What I can’t understand is what is the point of making someone take an assessment more than 3 times if they repeatedly fail it?  Especially if they’ve been attending weekly intervention meetings AND a testing class listed on their daily schedule?  It’s all they’re going to remember about their senior year, much less the other three years they spent in high school, and that is really unfair.

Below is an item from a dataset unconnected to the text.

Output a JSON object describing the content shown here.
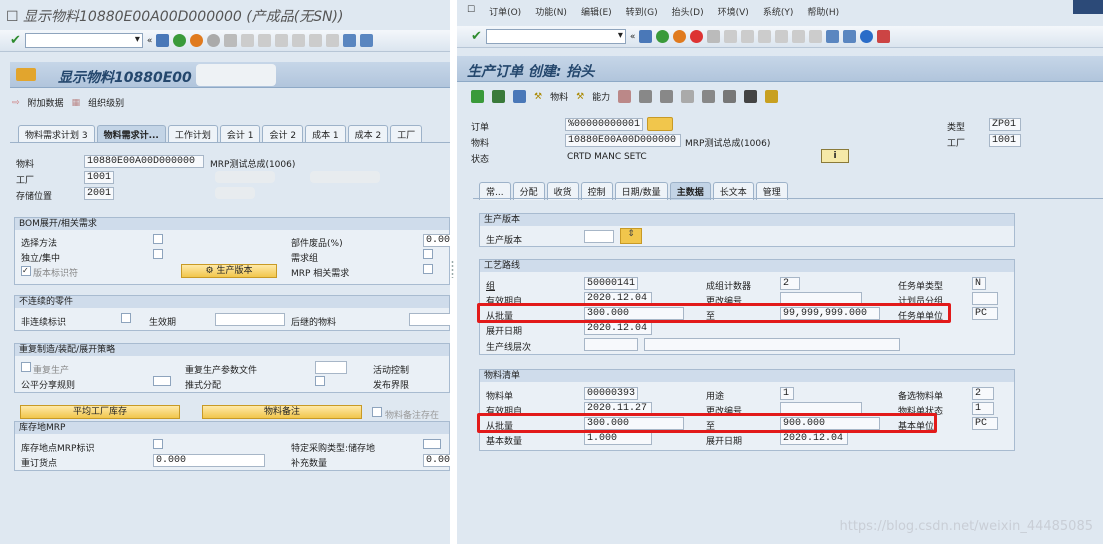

What’s more unfair is that the test they’re being required to take this week isn’t even the same test they took (and failed) two years ago.  Two years ago, when the Class of 2015 were sophomores, the English 1 and 2 STAAR tests were spread over two days, with writing tested on one day and reading tested on another, and the tests lasted 4 hours each.  The students had to write three essays plus answer multiple choice questions for the writing portion.  The reading portion consisted of about 5 reading passages with multiple choice questions and then short answer responses.  During this administration, field testing was being allowed and comprised about 20-30% of the entire exam.  That means an entire essay, short answer response, and about 15-20 multiple choice questions did not even count for the students’ final score.  So much field testing didn’t sit well with parents and educators in 2013, so TEA (Texas Education Agency) decided to reduce field testing and also combine the writing and reading tests into one test given on one day.  So, in the spring of 2014, students who had previously failed either the reading or the writing test were then forced to retake the ENTIRE newly combined 5 hour test.

Basically, the Class of 2015 has been treated as the STAAR test’s guinea pigs, but at the end of the day, we are still talking about KIDS.  Kids who have been trying their best to keep up with a constantly changing assessment, and who are being punished when they fail a test that is flawed in so many ways.

I sincerely hope the House votes on SB 149 soon, and that Greg Abbott signs it as law before it’s too late for the Class of 2015.